▸ DESCRIPTION OF THE TASK: In the listing that follows, count each line where the word "difficulty" appears; write nothing but the count.

——

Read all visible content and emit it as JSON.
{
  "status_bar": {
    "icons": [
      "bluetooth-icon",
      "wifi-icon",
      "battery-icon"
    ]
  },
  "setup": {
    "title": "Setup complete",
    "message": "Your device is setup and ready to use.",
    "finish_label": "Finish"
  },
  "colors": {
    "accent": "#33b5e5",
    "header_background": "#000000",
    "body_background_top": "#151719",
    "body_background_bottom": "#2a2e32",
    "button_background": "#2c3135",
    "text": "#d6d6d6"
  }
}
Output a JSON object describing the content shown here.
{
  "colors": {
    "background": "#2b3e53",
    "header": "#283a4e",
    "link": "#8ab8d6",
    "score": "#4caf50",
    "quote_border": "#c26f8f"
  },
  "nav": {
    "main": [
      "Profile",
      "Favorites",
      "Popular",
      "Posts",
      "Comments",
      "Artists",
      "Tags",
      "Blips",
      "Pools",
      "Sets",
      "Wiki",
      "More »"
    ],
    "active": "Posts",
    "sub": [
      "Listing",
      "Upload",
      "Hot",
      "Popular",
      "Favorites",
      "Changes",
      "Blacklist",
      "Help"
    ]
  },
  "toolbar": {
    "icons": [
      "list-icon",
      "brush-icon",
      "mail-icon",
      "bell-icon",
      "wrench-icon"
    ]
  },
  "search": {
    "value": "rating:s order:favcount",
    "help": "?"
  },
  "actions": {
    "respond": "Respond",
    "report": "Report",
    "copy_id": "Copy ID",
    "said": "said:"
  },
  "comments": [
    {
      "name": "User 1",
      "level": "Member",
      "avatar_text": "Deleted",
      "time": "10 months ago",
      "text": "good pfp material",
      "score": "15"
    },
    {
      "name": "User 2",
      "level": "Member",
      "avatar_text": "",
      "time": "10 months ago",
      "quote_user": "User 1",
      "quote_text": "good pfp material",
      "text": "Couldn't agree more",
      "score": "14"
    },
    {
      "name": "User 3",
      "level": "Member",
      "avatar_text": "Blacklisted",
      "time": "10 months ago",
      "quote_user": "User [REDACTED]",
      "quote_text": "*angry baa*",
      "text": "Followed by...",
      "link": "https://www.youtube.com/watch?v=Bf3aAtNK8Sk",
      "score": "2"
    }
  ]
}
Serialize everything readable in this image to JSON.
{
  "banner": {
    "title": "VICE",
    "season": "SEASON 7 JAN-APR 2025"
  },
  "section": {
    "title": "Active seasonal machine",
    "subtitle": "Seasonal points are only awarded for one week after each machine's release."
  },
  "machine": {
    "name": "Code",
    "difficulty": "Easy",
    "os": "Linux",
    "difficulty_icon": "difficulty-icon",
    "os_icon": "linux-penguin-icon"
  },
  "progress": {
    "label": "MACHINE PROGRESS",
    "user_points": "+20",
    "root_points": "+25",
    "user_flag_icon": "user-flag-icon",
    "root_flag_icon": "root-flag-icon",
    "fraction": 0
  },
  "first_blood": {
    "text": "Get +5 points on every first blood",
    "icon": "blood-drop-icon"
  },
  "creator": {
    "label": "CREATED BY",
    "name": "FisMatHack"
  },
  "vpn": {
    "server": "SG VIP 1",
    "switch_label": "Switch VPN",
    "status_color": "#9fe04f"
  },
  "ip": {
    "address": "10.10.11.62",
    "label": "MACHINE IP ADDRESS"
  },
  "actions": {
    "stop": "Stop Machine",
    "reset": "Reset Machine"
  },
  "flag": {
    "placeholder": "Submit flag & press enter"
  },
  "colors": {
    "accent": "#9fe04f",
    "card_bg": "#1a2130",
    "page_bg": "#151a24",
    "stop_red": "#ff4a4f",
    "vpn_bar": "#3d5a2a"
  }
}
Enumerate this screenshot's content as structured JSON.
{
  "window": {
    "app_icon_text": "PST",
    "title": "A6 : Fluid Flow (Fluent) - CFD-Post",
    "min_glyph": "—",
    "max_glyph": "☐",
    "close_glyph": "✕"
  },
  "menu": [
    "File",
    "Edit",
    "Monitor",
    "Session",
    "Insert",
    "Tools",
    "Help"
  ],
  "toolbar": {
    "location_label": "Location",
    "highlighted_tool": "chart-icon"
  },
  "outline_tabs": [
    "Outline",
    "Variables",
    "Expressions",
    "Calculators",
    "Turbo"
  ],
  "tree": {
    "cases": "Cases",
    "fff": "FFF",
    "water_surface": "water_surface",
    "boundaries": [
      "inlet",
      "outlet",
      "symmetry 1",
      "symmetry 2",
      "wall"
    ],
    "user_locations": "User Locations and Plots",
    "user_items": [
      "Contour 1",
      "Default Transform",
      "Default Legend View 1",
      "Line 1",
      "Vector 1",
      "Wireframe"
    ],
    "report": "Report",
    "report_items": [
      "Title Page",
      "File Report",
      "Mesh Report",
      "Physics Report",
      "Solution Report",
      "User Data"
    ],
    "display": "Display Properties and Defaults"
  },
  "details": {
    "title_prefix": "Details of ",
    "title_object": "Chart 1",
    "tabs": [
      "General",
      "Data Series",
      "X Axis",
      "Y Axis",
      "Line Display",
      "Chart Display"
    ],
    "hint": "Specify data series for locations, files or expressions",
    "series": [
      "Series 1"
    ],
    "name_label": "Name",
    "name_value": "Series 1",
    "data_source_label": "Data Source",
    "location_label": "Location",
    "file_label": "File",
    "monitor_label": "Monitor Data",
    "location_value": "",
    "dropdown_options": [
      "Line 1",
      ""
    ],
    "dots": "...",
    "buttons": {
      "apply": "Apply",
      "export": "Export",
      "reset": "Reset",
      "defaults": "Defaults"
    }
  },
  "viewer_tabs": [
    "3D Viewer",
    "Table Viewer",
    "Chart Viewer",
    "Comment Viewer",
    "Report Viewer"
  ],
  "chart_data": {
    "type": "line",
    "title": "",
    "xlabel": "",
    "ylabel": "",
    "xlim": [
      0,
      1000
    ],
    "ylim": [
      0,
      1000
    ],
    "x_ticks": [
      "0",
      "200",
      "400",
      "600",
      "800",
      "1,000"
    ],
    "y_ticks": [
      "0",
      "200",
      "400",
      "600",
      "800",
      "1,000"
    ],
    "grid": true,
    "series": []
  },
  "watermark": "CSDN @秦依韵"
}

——

▸ COMPLETED TASK: 2